Saturday, April 13, 2013
Nokia Asha 311
Nokia is one of those manufacturers with a penchant for visual design.
Regardless of the overall strengths or weaknesses of a handset the company produces, design is consistently on the positive side of the checklist and even the worst of its portfolio looks rather dapper compared to much of the rest of the market.
The Asha 311 may be a budget device but that doesn’t mean Nokia has scrimped on the aesthetics. The shape is a neat rectangle with gently curving sides and corners which work well with the proportions.
Nokia’s also gone for its usual range of luminescent colour options and the 311 features a contrasting panel on the lower portion of the phone, separated by a narrow chrome band which also houses the solid control keys.
Overall we think it looks very smart.
That said, it is a little on the small side and those with larger hands may find it a bit fiddly to get to grips with.
Another minor grievance is the inconsistency of materials used. The build quality actually feels surprisingly solid for a budget device but Nokia has clearly saved production costs by using a fairly low-quality feel plastic for the main back panel.
There’s nothing necessarily wrong with this but the lower contrasting panel feels like a much nicer material and we can’t help but think the experience of the device in the hand would’ve been substantially improved if the whole thing was made from this superior plastic.
We also find it a bit irksome that Nokia insists on fitting a proprietary charging port rather than allowing the already present Micro USB to fulfil charging duties.
The budget constraints and diminutive size of the Asha 311 means it’s only sporting a basic 3-inch TFT touch display with 56k colours, low resolution (400×240 pixels) and low pixel density of only 155 pixels-per-inch (ppi).
But at the very least it’s capacitive rather than resistive and is reasonably responsive when navigating the homescreens.
Being a Nokia screen the blacks are quite good, but apart from that everything’s a bit fuzzy and the colours don’t really pop.
The Asha 311 is reasonably well provisioned in the processor department thanks to a 1GHz single core CPU which ensures the operating system runs quite smoothly and the device is capable of running games such as Angry Birds reasonably well (although this is a version built and optimised specially for S40 handsets).
However, in other areas it’s less impressive with 128MB of RAM and 140MB of onboard storage.
It does at least have MicroSD support for cards up to 32GB and connectivity is quite well catered for with Bluetooth, MicroUSB and Wi-Fi – the latter being rather unusual for feature phones and thus a welcome addition.
The S40 operating system is a major bone of contention here.

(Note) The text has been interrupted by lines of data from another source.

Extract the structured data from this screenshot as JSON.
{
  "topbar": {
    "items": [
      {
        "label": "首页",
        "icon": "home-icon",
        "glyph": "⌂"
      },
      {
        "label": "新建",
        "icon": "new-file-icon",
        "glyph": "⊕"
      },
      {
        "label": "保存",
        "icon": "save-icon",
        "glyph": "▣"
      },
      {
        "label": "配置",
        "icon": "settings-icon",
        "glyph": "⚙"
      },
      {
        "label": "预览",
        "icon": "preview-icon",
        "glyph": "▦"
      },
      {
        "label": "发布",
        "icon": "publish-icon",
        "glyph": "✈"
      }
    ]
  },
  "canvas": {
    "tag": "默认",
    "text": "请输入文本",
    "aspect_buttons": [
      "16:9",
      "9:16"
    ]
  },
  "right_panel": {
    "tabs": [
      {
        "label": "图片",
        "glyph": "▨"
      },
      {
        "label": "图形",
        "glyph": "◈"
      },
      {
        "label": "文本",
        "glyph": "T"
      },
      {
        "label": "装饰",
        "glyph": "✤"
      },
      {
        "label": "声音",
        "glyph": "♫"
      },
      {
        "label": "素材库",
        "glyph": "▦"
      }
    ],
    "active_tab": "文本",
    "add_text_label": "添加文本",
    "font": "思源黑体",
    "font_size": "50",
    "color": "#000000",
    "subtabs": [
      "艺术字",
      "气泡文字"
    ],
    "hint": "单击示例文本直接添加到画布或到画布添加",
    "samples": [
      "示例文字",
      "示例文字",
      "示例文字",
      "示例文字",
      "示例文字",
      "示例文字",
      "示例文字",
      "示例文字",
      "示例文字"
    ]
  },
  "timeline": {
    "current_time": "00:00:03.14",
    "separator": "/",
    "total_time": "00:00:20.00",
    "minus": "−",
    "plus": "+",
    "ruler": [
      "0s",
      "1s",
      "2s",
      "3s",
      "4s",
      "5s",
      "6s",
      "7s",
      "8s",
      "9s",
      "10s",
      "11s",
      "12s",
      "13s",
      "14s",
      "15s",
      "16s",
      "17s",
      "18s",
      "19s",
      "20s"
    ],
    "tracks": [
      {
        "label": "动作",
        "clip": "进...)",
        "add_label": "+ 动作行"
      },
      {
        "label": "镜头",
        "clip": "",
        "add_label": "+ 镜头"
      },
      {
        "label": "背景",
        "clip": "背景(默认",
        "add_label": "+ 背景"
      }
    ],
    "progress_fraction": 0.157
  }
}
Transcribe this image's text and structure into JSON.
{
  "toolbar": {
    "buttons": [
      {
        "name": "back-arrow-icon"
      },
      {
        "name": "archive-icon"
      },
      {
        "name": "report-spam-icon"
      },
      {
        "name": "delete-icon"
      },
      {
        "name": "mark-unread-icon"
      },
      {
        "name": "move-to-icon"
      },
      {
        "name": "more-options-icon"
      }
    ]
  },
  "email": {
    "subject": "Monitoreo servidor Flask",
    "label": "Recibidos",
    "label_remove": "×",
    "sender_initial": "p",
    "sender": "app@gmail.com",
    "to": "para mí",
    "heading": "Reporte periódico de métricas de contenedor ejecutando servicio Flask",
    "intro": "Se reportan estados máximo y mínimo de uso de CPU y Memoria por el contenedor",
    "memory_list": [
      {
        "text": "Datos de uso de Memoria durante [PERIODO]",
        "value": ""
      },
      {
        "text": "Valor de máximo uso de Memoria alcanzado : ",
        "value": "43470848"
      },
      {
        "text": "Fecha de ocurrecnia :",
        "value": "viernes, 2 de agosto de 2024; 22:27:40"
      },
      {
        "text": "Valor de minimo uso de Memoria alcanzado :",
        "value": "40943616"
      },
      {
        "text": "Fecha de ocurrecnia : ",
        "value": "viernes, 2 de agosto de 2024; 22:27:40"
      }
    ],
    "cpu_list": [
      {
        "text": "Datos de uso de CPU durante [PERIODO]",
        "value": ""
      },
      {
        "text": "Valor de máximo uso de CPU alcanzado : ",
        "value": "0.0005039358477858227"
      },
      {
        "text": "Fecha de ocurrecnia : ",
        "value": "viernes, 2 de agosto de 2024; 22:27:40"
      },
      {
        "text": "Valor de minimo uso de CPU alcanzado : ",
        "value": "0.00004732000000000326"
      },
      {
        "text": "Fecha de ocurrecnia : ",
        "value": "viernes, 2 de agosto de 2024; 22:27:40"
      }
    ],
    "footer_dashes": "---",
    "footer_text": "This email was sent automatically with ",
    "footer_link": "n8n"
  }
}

Generally we found it extremely obtuse and frustrating to use compared to other contemporary touch-based platforms such as Android, Windows Phone and iOS.
Many of the most typically used settings and functions are buried deep inside a maze-like burrow of layered menus and sub-menus. Needless to say, it doesn’t offer the most intuitive experience.
Another issue is that despite the touchscreen’s decent responsiveness, the way the platform reacts to this isn’t great. The transition animations between screens feel too quick and effectively twang across the display awkwardly.
Although the app icons are bright and colourful they’re also fairly flat and bland. The homescreen interface is divided into three panels you flick between. One is an app drawer for all installed apps, the other is a fullscreen dialpad and the third is a favourites page which you can populate with your most regularly used app shortcuts and contacts.
Facebook and Twitter are preloaded onto the phone, together with Angry Birds and a digital gift card which allows you to download up to 40 EA games, but you have to do this within 60 days of activating the gift card.
You’ve also got apps onboard for a range of phone functionality including a weather app, file browser, email, maps, contacts, music and a calendar.
In fairness there are plenty of apps available on Nokia’s S40 app store, but as we mentioned with the Angry Birds example earlier, many of them are specially made and optimised builds for S40 devices and this does have an impact on the end user experience.
It’s also fair to say that although you get some very well known and well established apps on S40 (EA Games titles, What’s App, Facebook et al) you also don’t get anywhere near the broad range of 600,000 + apps found on Google Play or Apple’s App Store, instead there’s just over 100,000.
As you might expect on a budget handset, the camera is not particularly impressive. It’s a 3.15-megapixel shooter with a 2048×1536 pixel resolution and VGA video.
Visuals are typically washed out and grainy with very poor contrast, white balance and exposure, although colours are not too bad.
The result is that every shot or video looks like a dream sequence from a film.
Battery life isn’t too bad but then we’d expect as much from a feature phone. It’ll easily last a day or two with moderate use but it also charges quite rapidly compared to most smartphones.
The Asha 311 typically retails for around £100 (RRP is closer to £70 but we haven’t found it anywhere at that price) and for that amount of money, compared to what else you can get, it’s not an appealing device.
It’s too obscure and fussy in terms of how you interact with it and it simply doesn’t offer enough compared to something similarly priced like the Huawei Ascend G300 which gives you way more bang for your buck via Android.
View the original article here